But internally, I know none of those reasons fully explain my lethargic mood.  This sadness has roots deep in my heart. I would feel it even if I were independently wealthy, still in my 20’s, and basking on a sunny beach. The Yoga Sutras call my mental state Daurmanasya, or depression and negative thinking.  They go on to say that Daurmanasya is simply a symptom of something deeper: an obstacle on my path to personal growth.  Sutra 1.31 lists four symptoms that indicate the presence of an inner obstacle.

  • Duhkha: Psycho-emotional suffering
  • Daurmanasya: Depression or negative thinking
  • Angamejayatva:  Instability of any kind, including body, work, and relationships
  • Svasaprasvasa: Disturbance in the breath, including  uncontrolled crying, laughing, or bursting out.

According to the yoga teachings, those symptoms are simply a subconscious warning sign.  When you feel them, you’re up against an inner obstacle, whether you’re not aware of it or not.

Sutra 1.30 lists nine specific obstacles:

  • Vyadhi: Sickness or disease
  • Styana: Fixation or being “stuck in a rut”
  • Samsaya: Doubt
  • Pramada: Carelessness and  impulsive knee-jerk reactions
  • Alasya:  Lethargy, burnout, and lack of passion
  • Avirati:   Inability to withstand the temptation of the  senses
  • Bhrantidarsana: Distorted self esteem ranging from low self esteem to arrogance
  • Alabdhabhumikatva: Not achieving the level you expected of yourself and losing heart
  • Anavasthitatvani: Achieving a level but not being able to sustain it.

Even as I type this list, I have to smile and shake my head.  Doubt and burnout practically leap off the page. I’ve been down this road before.  In fact, these two old friends seem to be recurrent themes in my life.  I don’t yet know what their return means, but that’s the beauty of yoga: I don’t have to.  Sutras 1.32 – 1.39 outline a list of practices I can do to help, regardless of the cause.
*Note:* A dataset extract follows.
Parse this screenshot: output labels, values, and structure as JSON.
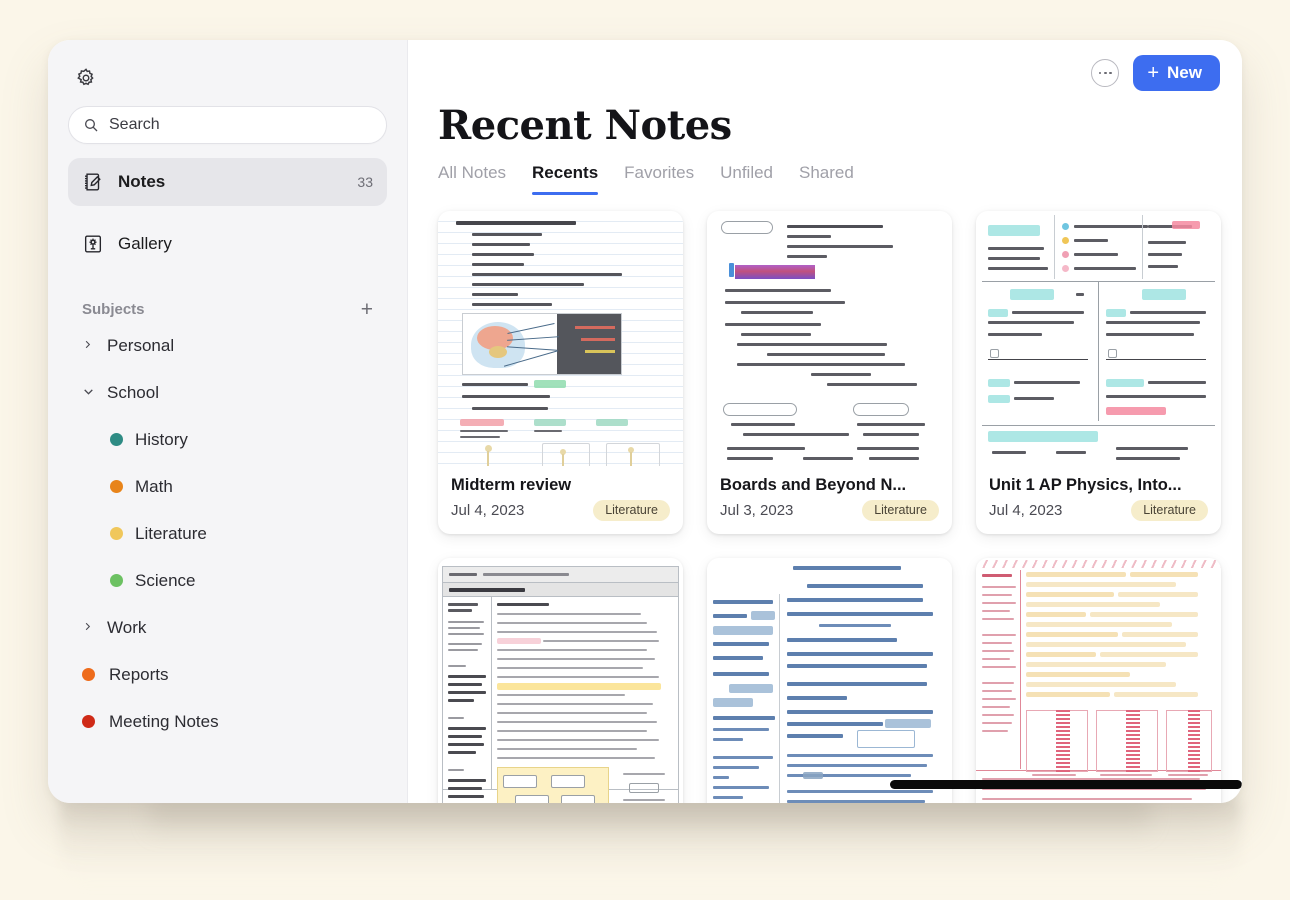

Historically, I’ve found meditation and reflection to be the most useful.  So it’s back to the mat for me.

And here’s the gift.  As the saying goes, “What doesn’t kill you makes you stronger.” The teachings say that each time I overcome an obstacle, I grow.  I become more resilient and more able to withstand similar issues in the future.  When I come out of this darker period, I know I will be changed. I don’t know exactly how, yet, but I’m sure I will be stronger.  I will have greater clarity about who I am and the role I am meant to play in this world.  And that is truly a gift.

So the next time you find yourself sad or suffering for no clear reason, know that yoga offers tools to help. Try not to run away or bury those feelings.  Instead, give yourself the gift of time, reflection, guidance, and practice.  Like a caterpillar painfully struggling in its dark cocoon, you may emerge brighter, more alive and more vibrant that you ever imagined!



Come visit Whole Life Yoga in Seattle!